Point Pogibshi, Kachemak Bay

Point Pogibshi, Kachemak Bay

by | Aug 3, 2020

Point Pogibshi is a prominent flat-topped grassy headland about 50 feet (15 m) high with rocky sides, about 1.5 miles (2.4 km) northeast of Dangerous Cape, and 6 miles (10 km) west-southwest of Seldovia, Alaska. The name is from the Russian for “Point Peril” and was first published by the U.S. Coast and Geodetic Survey in 1943. The USCGS ship Carlile P. Patterson charted some of Kachemak Bay in the late 1890s, and one report noted that more than thirty varieties of wildflowers were found within an area of about 4 acres (1.6 ha) at Pogibshi Point, including sweet peas, violets, columbines, flags, water lilies, and others known to warmer climates and more southern latitudes. The eroding headland extends underwater for about 0.5 miles (0.8 km) and this shallow reef is marked by a bull kelp canopy. The point has an aid to navigation light mounted on a skeleton tower at an elevation of 94 feet (28.5 m), with a diamond-shaped red and white daymark.

A strong current flows into Kachemak Bay along the southern coastline and this current is accelerated by flooding tides. Winds and currents are locally accelerated by headlands and at Point Pogibshi this causes severe turbulence and large waves that are hazardous for small boats. On January 30, 1999, the fishing vessel Kavkaz capsized near Point Pogibshi. No sign was found of the crew by U.S. Coast Guard responders. The fishing vessel Arizona was able to tow the overturned vessel to a beach near Port Graham where rescuers heard a knocking from inside the wreck. A hole was cut through the hull and two crewmembers were extracted, but only one survived the 24 hours wedged in a tiny air pocket next to the boat engine.

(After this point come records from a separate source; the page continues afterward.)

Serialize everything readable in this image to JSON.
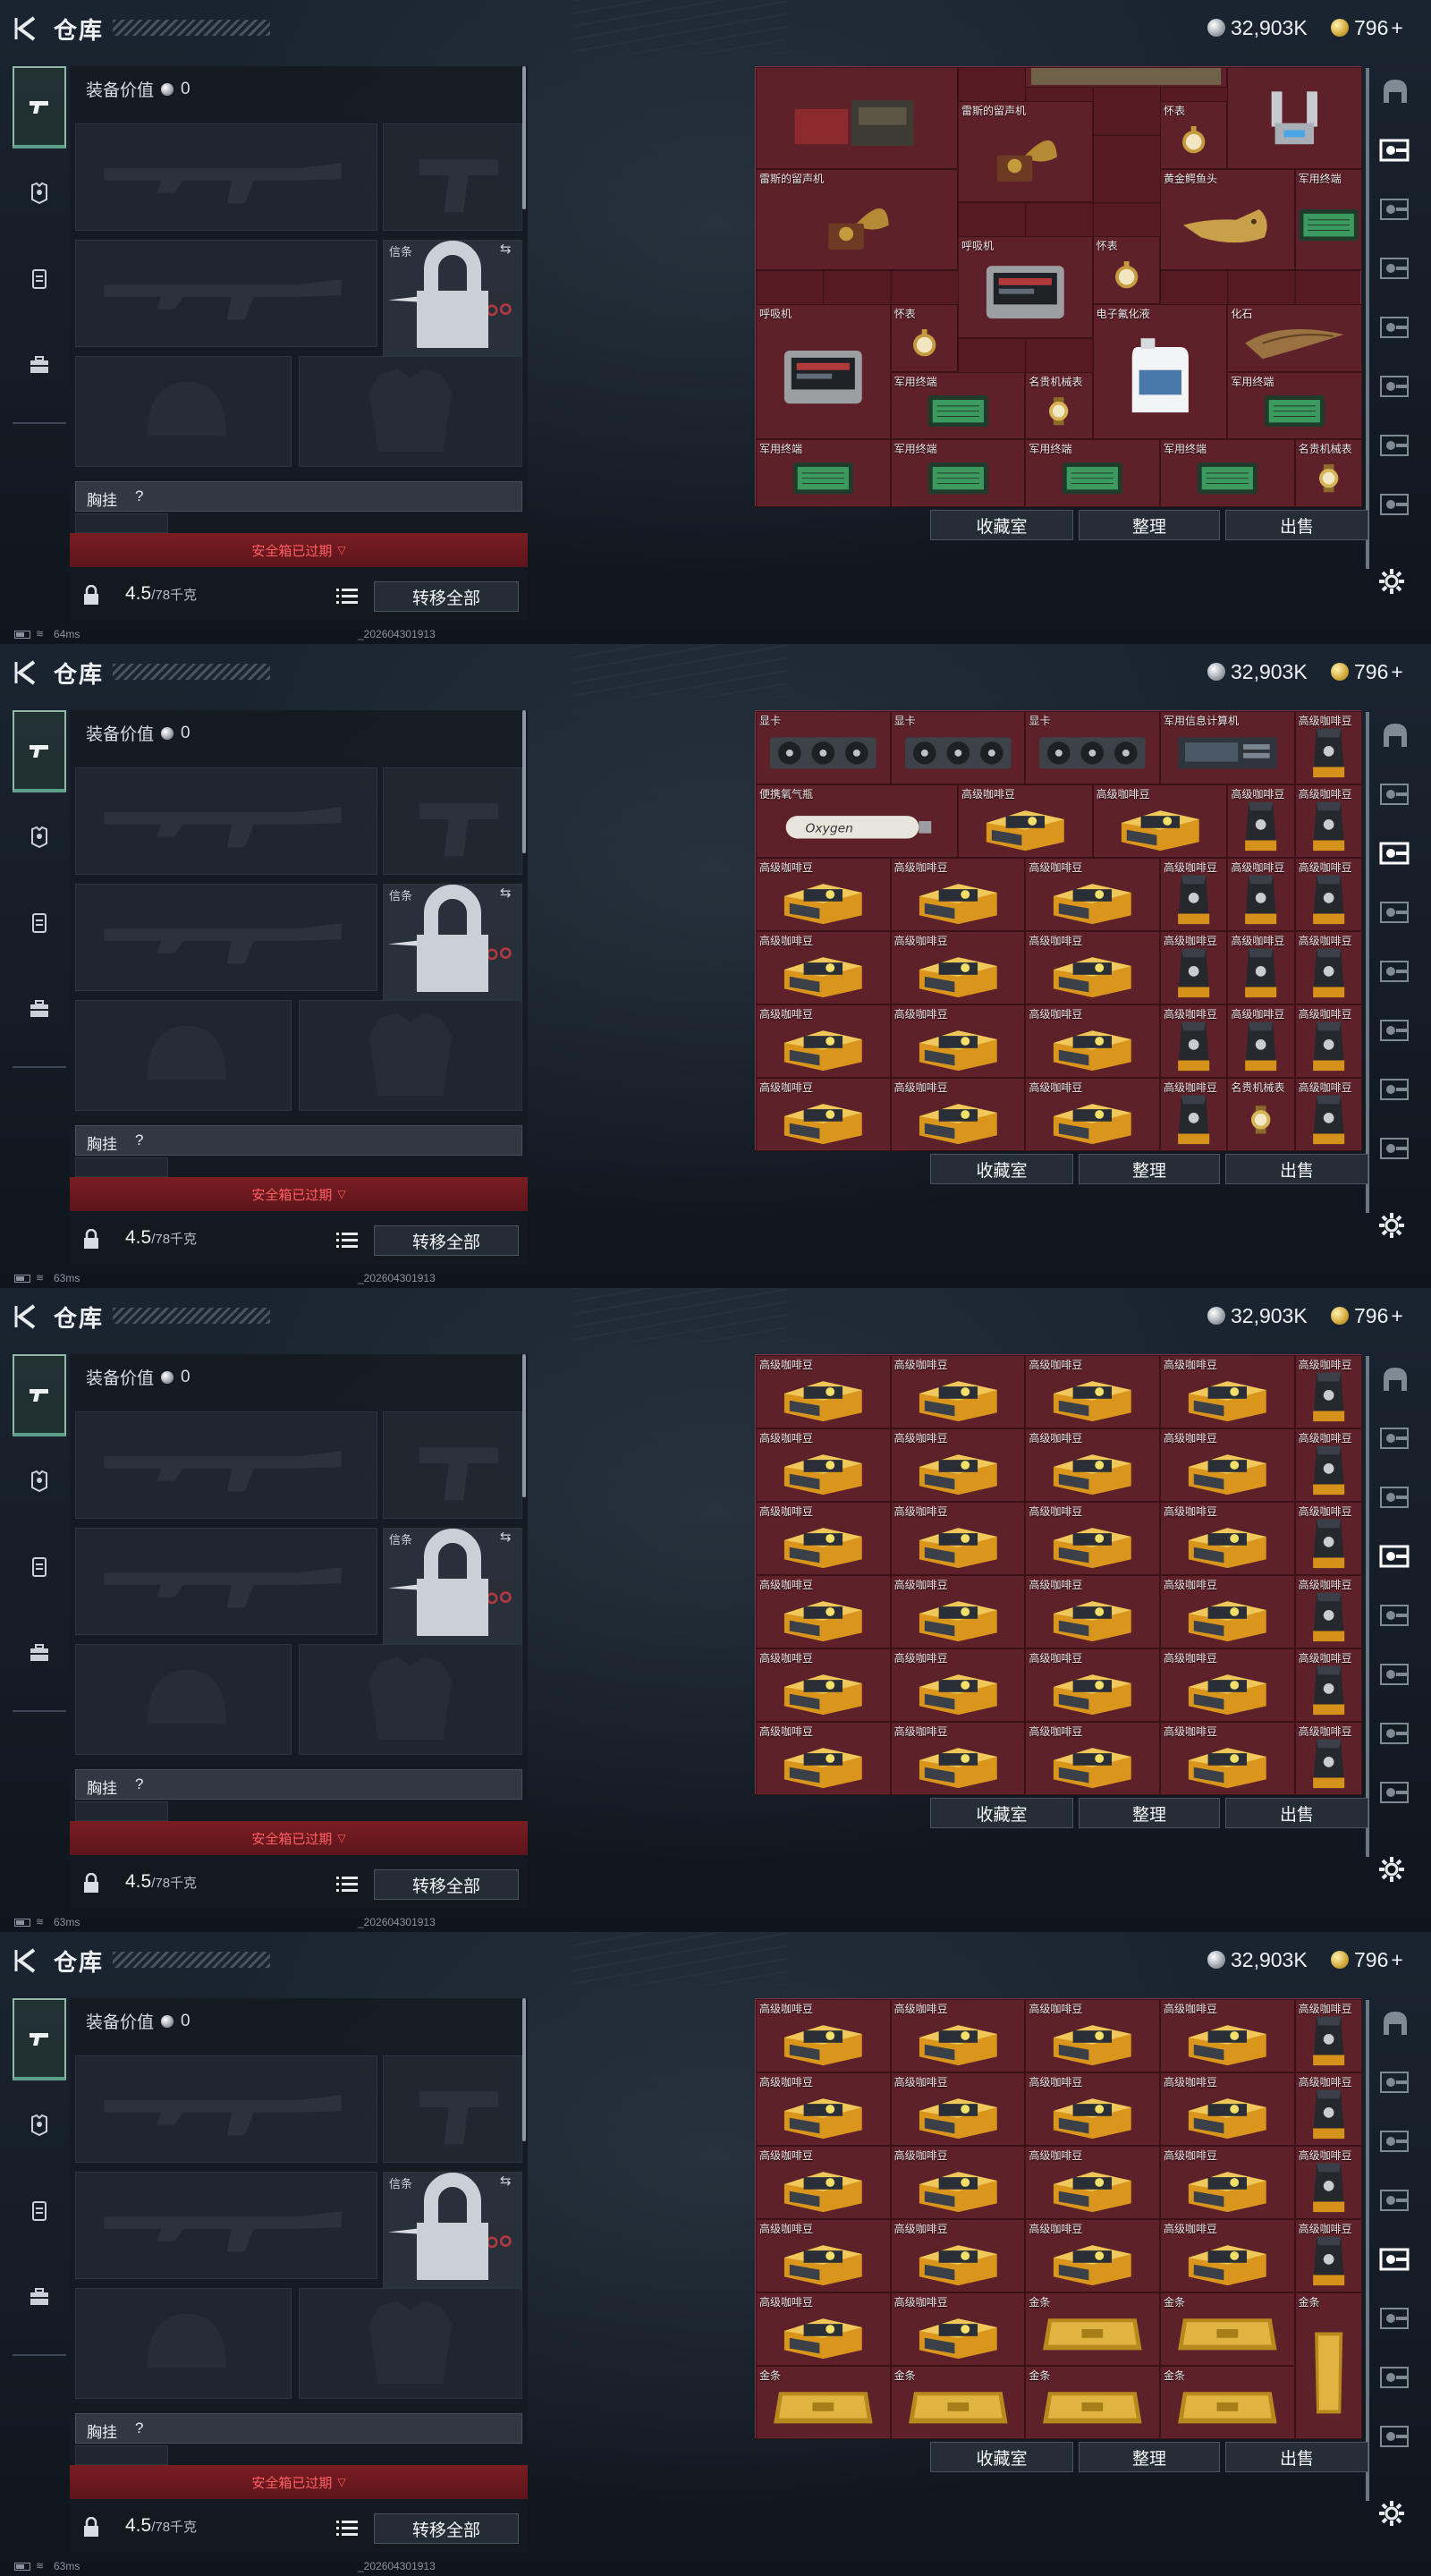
{
  "header": {
    "title": "仓库",
    "silver": "32,903K",
    "gold": "796",
    "gold_plus": "+"
  },
  "loadout": {
    "equip_value_label": "装备价值",
    "equip_value": "0",
    "melee_label": "信条",
    "vest_label": "胸挂",
    "vest_value": "?",
    "safebox_text": "安全箱已过期",
    "weight_value": "4.5",
    "weight_max": "/78千克",
    "transfer_all": "转移全部"
  },
  "status": {
    "ping": [
      "64ms",
      "63ms",
      "63ms",
      "63ms"
    ],
    "uid": "_202604301913"
  },
  "buttons": {
    "collection": "收藏室",
    "sort": "整理",
    "sell": "出售"
  },
  "rail_icons": [
    "helmet-icon",
    "key-icon",
    "key-icon",
    "key-icon",
    "key-icon",
    "key-icon",
    "key-icon",
    "key-icon"
  ],
  "colors": {
    "grid_bg": "#571a22",
    "safebox": "#7a1d22",
    "active_tab": "#5c9f88"
  },
  "panels": [
    {
      "rail_active": 1,
      "items": [
        {
          "label": "",
          "icon": "radio-device",
          "c": 0,
          "r": 0,
          "w": 3,
          "h": 1.5
        },
        {
          "label": "",
          "icon": "crate",
          "c": 4,
          "r": 0,
          "w": 3,
          "h": 0.3
        },
        {
          "label": "",
          "icon": "robot-arm",
          "c": 7,
          "r": 0,
          "w": 2,
          "h": 1.5
        },
        {
          "label": "雷斯的留声机",
          "icon": "gramophone",
          "c": 3,
          "r": 0.5,
          "w": 2,
          "h": 1.5
        },
        {
          "label": "怀表",
          "icon": "pocket-watch",
          "c": 6,
          "r": 0.5,
          "w": 1,
          "h": 1
        },
        {
          "label": "雷斯的留声机",
          "icon": "gramophone",
          "c": 0,
          "r": 1.5,
          "w": 3,
          "h": 1.5
        },
        {
          "label": "黄金鳄鱼头",
          "icon": "croc-head",
          "c": 6,
          "r": 1.5,
          "w": 2,
          "h": 1.5
        },
        {
          "label": "军用终端",
          "icon": "terminal",
          "c": 8,
          "r": 1.5,
          "w": 1,
          "h": 1.5
        },
        {
          "label": "呼吸机",
          "icon": "respirator",
          "c": 3,
          "r": 2.5,
          "w": 2,
          "h": 1.5
        },
        {
          "label": "怀表",
          "icon": "pocket-watch",
          "c": 5,
          "r": 2.5,
          "w": 1,
          "h": 1
        },
        {
          "label": "呼吸机",
          "icon": "respirator",
          "c": 0,
          "r": 3.5,
          "w": 2,
          "h": 2
        },
        {
          "label": "怀表",
          "icon": "pocket-watch",
          "c": 2,
          "r": 3.5,
          "w": 1,
          "h": 1
        },
        {
          "label": "电子氟化液",
          "icon": "jug",
          "c": 5,
          "r": 3.5,
          "w": 2,
          "h": 2
        },
        {
          "label": "化石",
          "icon": "fossil",
          "c": 7,
          "r": 3.5,
          "w": 2,
          "h": 1
        },
        {
          "label": "军用终端",
          "icon": "terminal",
          "c": 2,
          "r": 4.5,
          "w": 2,
          "h": 1
        },
        {
          "label": "名贵机械表",
          "icon": "watch",
          "c": 4,
          "r": 4.5,
          "w": 1,
          "h": 1
        },
        {
          "label": "军用终端",
          "icon": "terminal",
          "c": 7,
          "r": 4.5,
          "w": 2,
          "h": 1
        },
        {
          "label": "军用终端",
          "icon": "terminal",
          "c": 0,
          "r": 5.5,
          "w": 2,
          "h": 1
        },
        {
          "label": "军用终端",
          "icon": "terminal",
          "c": 2,
          "r": 5.5,
          "w": 2,
          "h": 1
        },
        {
          "label": "军用终端",
          "icon": "terminal",
          "c": 4,
          "r": 5.5,
          "w": 2,
          "h": 1
        },
        {
          "label": "军用终端",
          "icon": "terminal",
          "c": 6,
          "r": 5.5,
          "w": 2,
          "h": 1
        },
        {
          "label": "名贵机械表",
          "icon": "watch",
          "c": 8,
          "r": 5.5,
          "w": 1,
          "h": 1
        }
      ],
      "grid_rows": 6.5
    },
    {
      "rail_active": 2,
      "items": [
        {
          "label": "显卡",
          "icon": "gpu",
          "c": 0,
          "r": 0,
          "w": 2,
          "h": 1
        },
        {
          "label": "显卡",
          "icon": "gpu",
          "c": 2,
          "r": 0,
          "w": 2,
          "h": 1
        },
        {
          "label": "显卡",
          "icon": "gpu",
          "c": 4,
          "r": 0,
          "w": 2,
          "h": 1
        },
        {
          "label": "军用信息计算机",
          "icon": "computer",
          "c": 6,
          "r": 0,
          "w": 2,
          "h": 1
        },
        {
          "label": "高级咖啡豆",
          "icon": "coffee-bag",
          "c": 8,
          "r": 0,
          "w": 1,
          "h": 1
        },
        {
          "label": "便携氧气瓶",
          "icon": "oxygen",
          "c": 0,
          "r": 1,
          "w": 3,
          "h": 1
        },
        {
          "label": "高级咖啡豆",
          "icon": "coffee-box",
          "c": 3,
          "r": 1,
          "w": 2,
          "h": 1
        },
        {
          "label": "高级咖啡豆",
          "icon": "coffee-box",
          "c": 5,
          "r": 1,
          "w": 2,
          "h": 1
        },
        {
          "label": "高级咖啡豆",
          "icon": "coffee-bag",
          "c": 7,
          "r": 1,
          "w": 1,
          "h": 1
        },
        {
          "label": "高级咖啡豆",
          "icon": "coffee-bag",
          "c": 8,
          "r": 1,
          "w": 1,
          "h": 1
        },
        {
          "label": "高级咖啡豆",
          "icon": "coffee-box",
          "c": 0,
          "r": 2,
          "w": 2,
          "h": 1
        },
        {
          "label": "高级咖啡豆",
          "icon": "coffee-box",
          "c": 2,
          "r": 2,
          "w": 2,
          "h": 1
        },
        {
          "label": "高级咖啡豆",
          "icon": "coffee-box",
          "c": 4,
          "r": 2,
          "w": 2,
          "h": 1
        },
        {
          "label": "高级咖啡豆",
          "icon": "coffee-bag",
          "c": 6,
          "r": 2,
          "w": 1,
          "h": 1
        },
        {
          "label": "高级咖啡豆",
          "icon": "coffee-bag",
          "c": 7,
          "r": 2,
          "w": 1,
          "h": 1
        },
        {
          "label": "高级咖啡豆",
          "icon": "coffee-bag",
          "c": 8,
          "r": 2,
          "w": 1,
          "h": 1
        },
        {
          "label": "高级咖啡豆",
          "icon": "coffee-box",
          "c": 0,
          "r": 3,
          "w": 2,
          "h": 1
        },
        {
          "label": "高级咖啡豆",
          "icon": "coffee-box",
          "c": 2,
          "r": 3,
          "w": 2,
          "h": 1
        },
        {
          "label": "高级咖啡豆",
          "icon": "coffee-box",
          "c": 4,
          "r": 3,
          "w": 2,
          "h": 1
        },
        {
          "label": "高级咖啡豆",
          "icon": "coffee-bag",
          "c": 6,
          "r": 3,
          "w": 1,
          "h": 1
        },
        {
          "label": "高级咖啡豆",
          "icon": "coffee-bag",
          "c": 7,
          "r": 3,
          "w": 1,
          "h": 1
        },
        {
          "label": "高级咖啡豆",
          "icon": "coffee-bag",
          "c": 8,
          "r": 3,
          "w": 1,
          "h": 1
        },
        {
          "label": "高级咖啡豆",
          "icon": "coffee-box",
          "c": 0,
          "r": 4,
          "w": 2,
          "h": 1
        },
        {
          "label": "高级咖啡豆",
          "icon": "coffee-box",
          "c": 2,
          "r": 4,
          "w": 2,
          "h": 1
        },
        {
          "label": "高级咖啡豆",
          "icon": "coffee-box",
          "c": 4,
          "r": 4,
          "w": 2,
          "h": 1
        },
        {
          "label": "高级咖啡豆",
          "icon": "coffee-bag",
          "c": 6,
          "r": 4,
          "w": 1,
          "h": 1
        },
        {
          "label": "高级咖啡豆",
          "icon": "coffee-bag",
          "c": 7,
          "r": 4,
          "w": 1,
          "h": 1
        },
        {
          "label": "高级咖啡豆",
          "icon": "coffee-bag",
          "c": 8,
          "r": 4,
          "w": 1,
          "h": 1
        },
        {
          "label": "高级咖啡豆",
          "icon": "coffee-box",
          "c": 0,
          "r": 5,
          "w": 2,
          "h": 1
        },
        {
          "label": "高级咖啡豆",
          "icon": "coffee-box",
          "c": 2,
          "r": 5,
          "w": 2,
          "h": 1
        },
        {
          "label": "高级咖啡豆",
          "icon": "coffee-box",
          "c": 4,
          "r": 5,
          "w": 2,
          "h": 1
        },
        {
          "label": "高级咖啡豆",
          "icon": "coffee-bag",
          "c": 6,
          "r": 5,
          "w": 1,
          "h": 1
        },
        {
          "label": "名贵机械表",
          "icon": "watch",
          "c": 7,
          "r": 5,
          "w": 1,
          "h": 1
        },
        {
          "label": "高级咖啡豆",
          "icon": "coffee-bag",
          "c": 8,
          "r": 5,
          "w": 1,
          "h": 1
        }
      ],
      "grid_rows": 6
    },
    {
      "rail_active": 3,
      "items": [
        {
          "label": "高级咖啡豆",
          "icon": "coffee-box",
          "c": 0,
          "r": 0,
          "w": 2,
          "h": 1
        },
        {
          "label": "高级咖啡豆",
          "icon": "coffee-box",
          "c": 2,
          "r": 0,
          "w": 2,
          "h": 1
        },
        {
          "label": "高级咖啡豆",
          "icon": "coffee-box",
          "c": 4,
          "r": 0,
          "w": 2,
          "h": 1
        },
        {
          "label": "高级咖啡豆",
          "icon": "coffee-box",
          "c": 6,
          "r": 0,
          "w": 2,
          "h": 1
        },
        {
          "label": "高级咖啡豆",
          "icon": "coffee-bag",
          "c": 8,
          "r": 0,
          "w": 1,
          "h": 1
        },
        {
          "label": "高级咖啡豆",
          "icon": "coffee-box",
          "c": 0,
          "r": 1,
          "w": 2,
          "h": 1
        },
        {
          "label": "高级咖啡豆",
          "icon": "coffee-box",
          "c": 2,
          "r": 1,
          "w": 2,
          "h": 1
        },
        {
          "label": "高级咖啡豆",
          "icon": "coffee-box",
          "c": 4,
          "r": 1,
          "w": 2,
          "h": 1
        },
        {
          "label": "高级咖啡豆",
          "icon": "coffee-box",
          "c": 6,
          "r": 1,
          "w": 2,
          "h": 1
        },
        {
          "label": "高级咖啡豆",
          "icon": "coffee-bag",
          "c": 8,
          "r": 1,
          "w": 1,
          "h": 1
        },
        {
          "label": "高级咖啡豆",
          "icon": "coffee-box",
          "c": 0,
          "r": 2,
          "w": 2,
          "h": 1
        },
        {
          "label": "高级咖啡豆",
          "icon": "coffee-box",
          "c": 2,
          "r": 2,
          "w": 2,
          "h": 1
        },
        {
          "label": "高级咖啡豆",
          "icon": "coffee-box",
          "c": 4,
          "r": 2,
          "w": 2,
          "h": 1
        },
        {
          "label": "高级咖啡豆",
          "icon": "coffee-box",
          "c": 6,
          "r": 2,
          "w": 2,
          "h": 1
        },
        {
          "label": "高级咖啡豆",
          "icon": "coffee-bag",
          "c": 8,
          "r": 2,
          "w": 1,
          "h": 1
        },
        {
          "label": "高级咖啡豆",
          "icon": "coffee-box",
          "c": 0,
          "r": 3,
          "w": 2,
          "h": 1
        },
        {
          "label": "高级咖啡豆",
          "icon": "coffee-box",
          "c": 2,
          "r": 3,
          "w": 2,
          "h": 1
        },
        {
          "label": "高级咖啡豆",
          "icon": "coffee-box",
          "c": 4,
          "r": 3,
          "w": 2,
          "h": 1
        },
        {
          "label": "高级咖啡豆",
          "icon": "coffee-box",
          "c": 6,
          "r": 3,
          "w": 2,
          "h": 1
        },
        {
          "label": "高级咖啡豆",
          "icon": "coffee-bag",
          "c": 8,
          "r": 3,
          "w": 1,
          "h": 1
        },
        {
          "label": "高级咖啡豆",
          "icon": "coffee-box",
          "c": 0,
          "r": 4,
          "w": 2,
          "h": 1
        },
        {
          "label": "高级咖啡豆",
          "icon": "coffee-box",
          "c": 2,
          "r": 4,
          "w": 2,
          "h": 1
        },
        {
          "label": "高级咖啡豆",
          "icon": "coffee-box",
          "c": 4,
          "r": 4,
          "w": 2,
          "h": 1
        },
        {
          "label": "高级咖啡豆",
          "icon": "coffee-box",
          "c": 6,
          "r": 4,
          "w": 2,
          "h": 1
        },
        {
          "label": "高级咖啡豆",
          "icon": "coffee-bag",
          "c": 8,
          "r": 4,
          "w": 1,
          "h": 1
        },
        {
          "label": "高级咖啡豆",
          "icon": "coffee-box",
          "c": 0,
          "r": 5,
          "w": 2,
          "h": 1
        },
        {
          "label": "高级咖啡豆",
          "icon": "coffee-box",
          "c": 2,
          "r": 5,
          "w": 2,
          "h": 1
        },
        {
          "label": "高级咖啡豆",
          "icon": "coffee-box",
          "c": 4,
          "r": 5,
          "w": 2,
          "h": 1
        },
        {
          "label": "高级咖啡豆",
          "icon": "coffee-box",
          "c": 6,
          "r": 5,
          "w": 2,
          "h": 1
        },
        {
          "label": "高级咖啡豆",
          "icon": "coffee-bag",
          "c": 8,
          "r": 5,
          "w": 1,
          "h": 1
        }
      ],
      "grid_rows": 6
    },
    {
      "rail_active": 4,
      "items": [
        {
          "label": "高级咖啡豆",
          "icon": "coffee-box",
          "c": 0,
          "r": 0,
          "w": 2,
          "h": 1
        },
        {
          "label": "高级咖啡豆",
          "icon": "coffee-box",
          "c": 2,
          "r": 0,
          "w": 2,
          "h": 1
        },
        {
          "label": "高级咖啡豆",
          "icon": "coffee-box",
          "c": 4,
          "r": 0,
          "w": 2,
          "h": 1
        },
        {
          "label": "高级咖啡豆",
          "icon": "coffee-box",
          "c": 6,
          "r": 0,
          "w": 2,
          "h": 1
        },
        {
          "label": "高级咖啡豆",
          "icon": "coffee-bag",
          "c": 8,
          "r": 0,
          "w": 1,
          "h": 1
        },
        {
          "label": "高级咖啡豆",
          "icon": "coffee-box",
          "c": 0,
          "r": 1,
          "w": 2,
          "h": 1
        },
        {
          "label": "高级咖啡豆",
          "icon": "coffee-box",
          "c": 2,
          "r": 1,
          "w": 2,
          "h": 1
        },
        {
          "label": "高级咖啡豆",
          "icon": "coffee-box",
          "c": 4,
          "r": 1,
          "w": 2,
          "h": 1
        },
        {
          "label": "高级咖啡豆",
          "icon": "coffee-box",
          "c": 6,
          "r": 1,
          "w": 2,
          "h": 1
        },
        {
          "label": "高级咖啡豆",
          "icon": "coffee-bag",
          "c": 8,
          "r": 1,
          "w": 1,
          "h": 1
        },
        {
          "label": "高级咖啡豆",
          "icon": "coffee-box",
          "c": 0,
          "r": 2,
          "w": 2,
          "h": 1
        },
        {
          "label": "高级咖啡豆",
          "icon": "coffee-box",
          "c": 2,
          "r": 2,
          "w": 2,
          "h": 1
        },
        {
          "label": "高级咖啡豆",
          "icon": "coffee-box",
          "c": 4,
          "r": 2,
          "w": 2,
          "h": 1
        },
        {
          "label": "高级咖啡豆",
          "icon": "coffee-box",
          "c": 6,
          "r": 2,
          "w": 2,
          "h": 1
        },
        {
          "label": "高级咖啡豆",
          "icon": "coffee-bag",
          "c": 8,
          "r": 2,
          "w": 1,
          "h": 1
        },
        {
          "label": "高级咖啡豆",
          "icon": "coffee-box",
          "c": 0,
          "r": 3,
          "w": 2,
          "h": 1
        },
        {
          "label": "高级咖啡豆",
          "icon": "coffee-box",
          "c": 2,
          "r": 3,
          "w": 2,
          "h": 1
        },
        {
          "label": "高级咖啡豆",
          "icon": "coffee-box",
          "c": 4,
          "r": 3,
          "w": 2,
          "h": 1
        },
        {
          "label": "高级咖啡豆",
          "icon": "coffee-box",
          "c": 6,
          "r": 3,
          "w": 2,
          "h": 1
        },
        {
          "label": "高级咖啡豆",
          "icon": "coffee-bag",
          "c": 8,
          "r": 3,
          "w": 1,
          "h": 1
        },
        {
          "label": "高级咖啡豆",
          "icon": "coffee-box",
          "c": 0,
          "r": 4,
          "w": 2,
          "h": 1
        },
        {
          "label": "高级咖啡豆",
          "icon": "coffee-box",
          "c": 2,
          "r": 4,
          "w": 2,
          "h": 1
        },
        {
          "label": "金条",
          "icon": "gold-bar",
          "c": 4,
          "r": 4,
          "w": 2,
          "h": 1
        },
        {
          "label": "金条",
          "icon": "gold-bar",
          "c": 6,
          "r": 4,
          "w": 2,
          "h": 1
        },
        {
          "label": "金条",
          "icon": "gold-bar-v",
          "c": 8,
          "r": 4,
          "w": 1,
          "h": 2
        },
        {
          "label": "金条",
          "icon": "gold-bar",
          "c": 0,
          "r": 5,
          "w": 2,
          "h": 1
        },
        {
          "label": "金条",
          "icon": "gold-bar",
          "c": 2,
          "r": 5,
          "w": 2,
          "h": 1
        },
        {
          "label": "金条",
          "icon": "gold-bar",
          "c": 4,
          "r": 5,
          "w": 2,
          "h": 1
        },
        {
          "label": "金条",
          "icon": "gold-bar",
          "c": 6,
          "r": 5,
          "w": 2,
          "h": 1
        }
      ],
      "grid_rows": 6
    }
  ]
}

Kachemak Bay is a State of Alaska Critical Habitat Area established in 1974 to protect habitat areas crucial to fish and wildlife and to restrict all other uses not compatible with that primary purpose. This area includes the tidal and submerged lands of Kachemak Bay east of a line drawn from Anchor Point to Point Pogibshi and is approximately 222,000 acres (89,840 ha) in size. The Critical Habitat Area is part of the Kachemak Bay National Estuarine Research Reserve that was established in 1999. The reserve consists of more than 370,000 acres (149,733 ha) of diverse coastal ecosystems protecting marsh plants, marine algae, and animals, coastal communities, and fish habitat. Read more here and here. Explore more of Point Pogibshi here:

About the background graphic

This ‘warming stripe’ graphic is a visual representation of the change in global temperature from 1850 (top) to 2021 (bottom). Each stripe represents the average global temperature for one year. The average temperature from 1971-2000 is set as the boundary between blue and red. The color scale goes from -0.7°C to +0.7°C. The data are from the UK Met Office HadCRUT4.6 dataset. 

Credit: Professor Ed Hawkins (University of Reading). Click here for more information about the #warmingstripes.

Please report any errors here

error: Content is protected !!